''If we want centralisation like in the USSR, regions will be underfed''

The next anniversary of the coup in 1991, which failed but at the same time accelerated the dissolution of the USSR, will be on 19 August. Putin considers the dissolution of the USSR a geopolitical catastrophe, and some people think he'd like to revive the Union, maybe with the name ''Eurasian''. Do you think he would really like to rule a country with Belarus, Kazakhstan, Kyrgyzstan in it? Because the lands are gathered – Crimea is Russian, Abkhazia with South Ossetia are within Russian influence.

I have no doubt he would like to. I don't think he wants it personally: it's an interest of a group of the new political elite that came together with Putin, such people as Sergey Ivanov, Igor Sechin, Vladimir Yakunin. They are focused on expansion. It seems to them the more territories they control, the more Russia is respected. This makes sense.
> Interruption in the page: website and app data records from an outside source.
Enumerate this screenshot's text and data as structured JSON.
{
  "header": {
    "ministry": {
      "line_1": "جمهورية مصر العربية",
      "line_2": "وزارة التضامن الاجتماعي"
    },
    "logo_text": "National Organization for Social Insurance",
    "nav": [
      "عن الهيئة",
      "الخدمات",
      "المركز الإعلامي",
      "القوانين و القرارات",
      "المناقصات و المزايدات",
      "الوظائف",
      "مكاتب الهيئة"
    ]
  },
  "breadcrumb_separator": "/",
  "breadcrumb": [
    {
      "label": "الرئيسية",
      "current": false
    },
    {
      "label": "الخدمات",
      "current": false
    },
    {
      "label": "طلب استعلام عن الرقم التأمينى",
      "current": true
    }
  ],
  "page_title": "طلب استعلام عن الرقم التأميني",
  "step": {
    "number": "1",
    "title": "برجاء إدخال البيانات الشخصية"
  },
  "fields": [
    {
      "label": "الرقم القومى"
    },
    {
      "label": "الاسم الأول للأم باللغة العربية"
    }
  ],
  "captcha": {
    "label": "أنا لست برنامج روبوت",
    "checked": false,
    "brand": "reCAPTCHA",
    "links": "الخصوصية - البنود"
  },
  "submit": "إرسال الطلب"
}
But I want to pay attention to another thing. Putin only virtualised the USSR! What is South Ossetia? It's a ''little toe'' that was thrown over the Caucasian range. What is Abkhazia? It's a ''black hole'' that needs money to be invested in like South Ossetia. What is Crimea? It's what needs to be paid 100 billion rubles a year with costs on the bridge, with costs for sanctions. It means there won't be paid additional money to Yakutia's budget for a needed bridge across the Lena River. And that Russia lost Ukraine is allegedly an evil intrigue of the Americans. But people don't talk about it!

''What is Crimea? It's what needs to be paid 100 billion rubles a year with costs on the bridge, with costs for sanctions. It means there won't be paid additional money to Yakutia's budget for a needed bridge across the Lena River.'' Photo: Aydar Sagdeyev
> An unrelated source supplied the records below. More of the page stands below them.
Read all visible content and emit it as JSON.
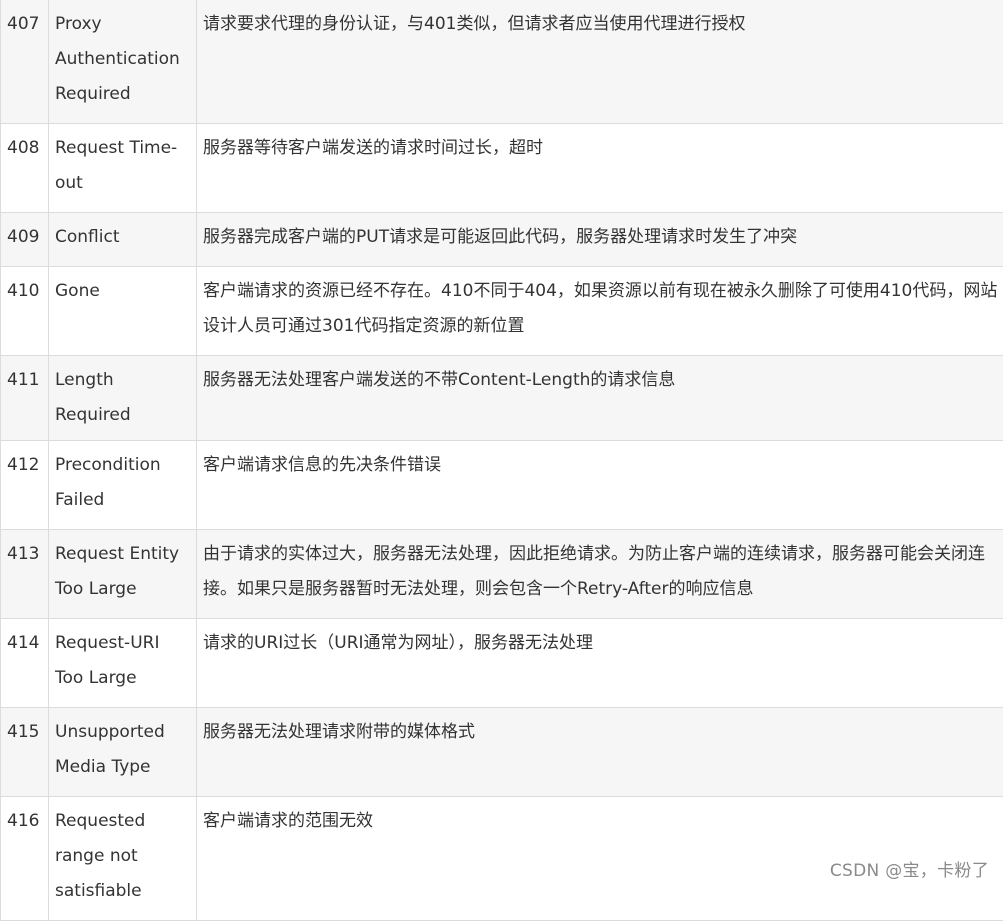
{
  "rows": [
    {
      "code": "407",
      "name": "Proxy Authentication Required",
      "desc": "请求要求代理的身份认证，与401类似，但请求者应当使用代理进行授权"
    },
    {
      "code": "408",
      "name": "Request Time-out",
      "desc": "服务器等待客户端发送的请求时间过长，超时"
    },
    {
      "code": "409",
      "name": "Conflict",
      "desc": "服务器完成客户端的PUT请求是可能返回此代码，服务器处理请求时发生了冲突"
    },
    {
      "code": "410",
      "name": "Gone",
      "desc": "客户端请求的资源已经不存在。410不同于404，如果资源以前有现在被永久删除了可使用410代码，网站设计人员可通过301代码指定资源的新位置"
    },
    {
      "code": "411",
      "name": "Length Required",
      "desc": "服务器无法处理客户端发送的不带Content-Length的请求信息"
    },
    {
      "code": "412",
      "name": "Precondition Failed",
      "desc": "客户端请求信息的先决条件错误"
    },
    {
      "code": "413",
      "name": "Request Entity Too Large",
      "desc": "由于请求的实体过大，服务器无法处理，因此拒绝请求。为防止客户端的连续请求，服务器可能会关闭连接。如果只是服务器暂时无法处理，则会包含一个Retry-After的响应信息"
    },
    {
      "code": "414",
      "name": "Request-URI Too Large",
      "desc": "请求的URI过长（URI通常为网址），服务器无法处理"
    },
    {
      "code": "415",
      "name": "Unsupported Media Type",
      "desc": "服务器无法处理请求附带的媒体格式"
    },
    {
      "code": "416",
      "name": "Requested range not satisfiable",
      "desc": "客户端请求的范围无效"
    }
  ],
  "watermark": "CSDN @宝，卡粉了"
}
When talks about a possible dissolution of Russia appear among experts, do people rather scare citizens or is there any sense?

No, they don't scare. We already mentioned with you the dissolution of the USSR injured few people in 1991. People said: ''Why the hell do we need this Tadzhikistan, we need goods in the shop''. And now people start to miss Tadzhikistan again. In the virtual space, Putin really strengthens the country. But, as a geographer, I think he's laying foundation of his further weakness. Why? The transport infrastructure of regions doesn't almost develop, if so, there is a gap in Siberia and the Far East. People can't afford a flight to Moscow.

Not transport infrastructure is the problem – it has always been so in Russia. The worst thing is that we don't have alternative economic growth centres. Resources are too centralised in Russia. And these resources aren't used for the citizens' well-being but the solution of problems of the vertical. In the USSR, these tasks were military (they are gradually becoming military too now), money was spent on rockets, submarines, and, for instance, regions were on the second, fifth, sixth place like ''what will happen to them, they won't disappear''. And now we are making the same mistake that the USSR did. If we want centralisation like in the USSR, regions will be underfed.

Let's remember, indeed, we had 25 donor regions in the poor 90s, and now we have only 10, including your Tatarstan. The verticalisation will go on, there will be presupposed a risk of a very steep and close dissolution of the country. Without having institutions eliminating such risks, which pay attention to difficulties and make respect them – the strong Federal Assembly, strong governors – the country has accumulated domestic contradictions. And everything collapses one day. This is how it happened in the republics of the Union on the eve of the USSR's dissolution.

By Sergey Kochnev
Tatarstan